Excerpted data:
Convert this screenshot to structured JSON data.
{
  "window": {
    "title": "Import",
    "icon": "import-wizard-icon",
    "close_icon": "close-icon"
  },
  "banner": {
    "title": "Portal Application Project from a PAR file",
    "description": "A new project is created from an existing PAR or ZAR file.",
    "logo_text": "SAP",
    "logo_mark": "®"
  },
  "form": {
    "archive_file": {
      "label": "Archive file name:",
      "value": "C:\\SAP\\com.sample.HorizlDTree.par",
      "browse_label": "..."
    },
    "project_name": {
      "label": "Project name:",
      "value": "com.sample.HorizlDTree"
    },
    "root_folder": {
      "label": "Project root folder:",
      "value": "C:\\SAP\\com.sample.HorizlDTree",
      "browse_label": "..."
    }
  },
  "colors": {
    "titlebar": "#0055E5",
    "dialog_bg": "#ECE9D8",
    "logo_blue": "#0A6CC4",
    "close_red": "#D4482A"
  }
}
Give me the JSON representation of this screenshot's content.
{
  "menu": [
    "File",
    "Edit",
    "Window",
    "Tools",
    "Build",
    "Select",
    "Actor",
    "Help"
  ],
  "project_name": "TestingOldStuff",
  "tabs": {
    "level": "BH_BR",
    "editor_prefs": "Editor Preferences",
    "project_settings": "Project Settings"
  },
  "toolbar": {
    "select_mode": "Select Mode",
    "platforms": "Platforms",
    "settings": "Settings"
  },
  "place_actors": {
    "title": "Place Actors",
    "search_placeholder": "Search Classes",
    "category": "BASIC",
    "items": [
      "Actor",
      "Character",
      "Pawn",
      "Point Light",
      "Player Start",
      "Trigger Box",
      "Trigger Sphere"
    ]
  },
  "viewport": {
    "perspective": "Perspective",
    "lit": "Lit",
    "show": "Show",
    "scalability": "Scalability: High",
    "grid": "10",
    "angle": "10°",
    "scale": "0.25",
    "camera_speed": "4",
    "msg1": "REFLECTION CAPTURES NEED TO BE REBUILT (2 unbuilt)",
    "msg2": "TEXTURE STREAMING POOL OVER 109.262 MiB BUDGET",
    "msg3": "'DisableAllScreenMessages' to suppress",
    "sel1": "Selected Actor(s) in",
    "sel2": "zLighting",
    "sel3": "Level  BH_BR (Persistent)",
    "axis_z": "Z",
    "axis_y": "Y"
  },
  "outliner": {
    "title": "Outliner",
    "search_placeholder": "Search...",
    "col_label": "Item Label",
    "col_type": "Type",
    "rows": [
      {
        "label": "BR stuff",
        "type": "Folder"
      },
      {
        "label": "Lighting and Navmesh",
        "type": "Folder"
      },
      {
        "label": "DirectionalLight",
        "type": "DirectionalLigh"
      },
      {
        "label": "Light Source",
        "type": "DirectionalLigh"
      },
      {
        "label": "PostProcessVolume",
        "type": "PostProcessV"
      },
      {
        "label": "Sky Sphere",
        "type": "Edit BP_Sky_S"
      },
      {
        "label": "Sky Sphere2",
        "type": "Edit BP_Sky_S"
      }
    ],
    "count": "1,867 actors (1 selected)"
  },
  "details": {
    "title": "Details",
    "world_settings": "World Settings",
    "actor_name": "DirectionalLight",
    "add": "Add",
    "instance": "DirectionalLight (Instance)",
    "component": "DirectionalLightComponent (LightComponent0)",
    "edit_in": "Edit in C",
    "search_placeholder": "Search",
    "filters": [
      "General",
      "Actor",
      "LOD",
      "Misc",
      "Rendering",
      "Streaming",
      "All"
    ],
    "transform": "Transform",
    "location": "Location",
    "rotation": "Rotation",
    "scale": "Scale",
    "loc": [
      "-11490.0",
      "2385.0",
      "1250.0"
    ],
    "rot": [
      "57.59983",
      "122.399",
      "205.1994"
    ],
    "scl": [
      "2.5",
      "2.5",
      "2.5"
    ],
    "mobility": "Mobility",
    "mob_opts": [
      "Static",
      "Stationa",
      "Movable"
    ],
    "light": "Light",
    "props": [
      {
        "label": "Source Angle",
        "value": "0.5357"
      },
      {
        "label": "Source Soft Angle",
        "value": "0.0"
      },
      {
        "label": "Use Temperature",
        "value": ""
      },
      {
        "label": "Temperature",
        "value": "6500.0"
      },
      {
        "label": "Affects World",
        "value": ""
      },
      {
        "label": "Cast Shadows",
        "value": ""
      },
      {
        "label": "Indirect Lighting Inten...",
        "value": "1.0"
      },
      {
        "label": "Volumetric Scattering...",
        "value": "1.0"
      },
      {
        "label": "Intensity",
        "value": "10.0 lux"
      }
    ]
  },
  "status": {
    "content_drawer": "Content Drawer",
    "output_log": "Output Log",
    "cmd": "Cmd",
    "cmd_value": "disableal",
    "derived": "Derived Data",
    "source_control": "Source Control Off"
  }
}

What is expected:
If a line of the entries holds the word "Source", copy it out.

Answer to this task:
        "label": "Light Source",
        "label": "Source Angle",
        "label": "Source Soft Angle",
    "source_control": "Source Control Off"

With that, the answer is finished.